Government and Citizenship class forecasts 2020 elections outcomes


Nikolas Liepins

Just a day before Election Day, students in Shulow’s Government and Citizenship history elective forecast the outcome of the 2020 presidential election.

On Nov 2, the 15 students in US History teacher, Aaron Shulow’s Government and Citizenship class took their seats at the forecasting table for the 2020 presidential election. After eight weeks of tracking select elections across the nation, students made their calls for how ballots will be cast on Election Day in both the presidential and senate elections.

Students were assigned a set of states for which they have been tracking the presidential, senate, and select house and gubernatorial elections since the beginning of the school year. From nailbiters like Florida and Pennsylvania to surprise swing states like Minnesota and predictable outcomes in states like New Jersey, discussion of elections in all 50 states has frequented Room 5310. Every Monday, students have updated the Period 4 class on the status of their select races, focusing on how the involved candidates have performed in the polls, with context from articles and current events.

Senior Harry Jones was assigned Nevada, Nebraska, and New Hampshire. His favorite part of this experience was “was finding out that Nebraska is not a winner takes all state,” he said.

Another student, sophomore Julia Colbert, shared that the history elective “gave me a better understanding of how the election works, and this [election tracking] kind of summed it all together.”

This is the third year that Shulow has taught the Government and Citizenship elective. The class has tracked elections for each of those years, though last year’s students tracked primaries and caucuses. According to Shulow, the classes’ predictions have been “well informed and insightful.”

“I think it is important for people to be aware of how their electoral system works,” Shulow said, “so they can change it if it’s not consistent with how they would expect an ostensible representative democracy to function.” Shulow also shared that he assigns states and candidates to students because it “gives them a stake in the outcome that often translates to a curiosity about how and why a particular outcome happened.”

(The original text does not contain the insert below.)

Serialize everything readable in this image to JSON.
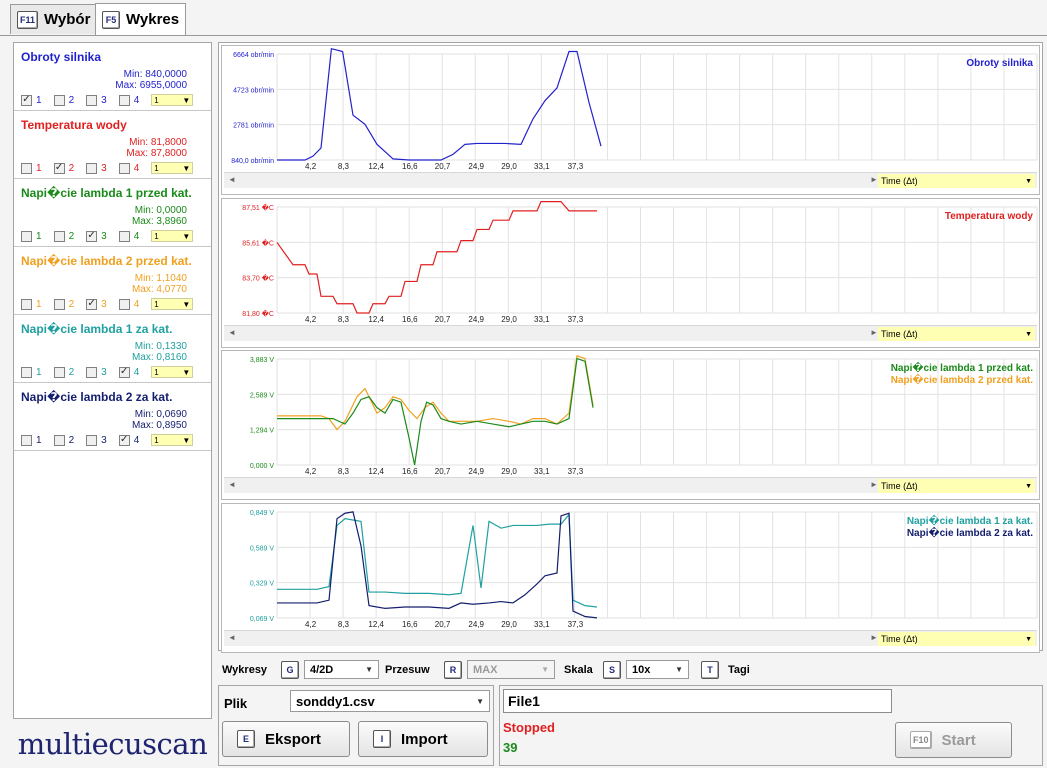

Elections affect the lives of millions of Americans, so it’s important for students to understand where the outcomes came from and how they could change our nation’s policy landscape. Though about half of his class can’t vote this election, Shulow noted his vision for the course: “I can appreciate the many reasons why someone might be disengaged from government, but my goal is for students to understand how and why the government works so they can then change what they think doesn’t work and preserve what does.”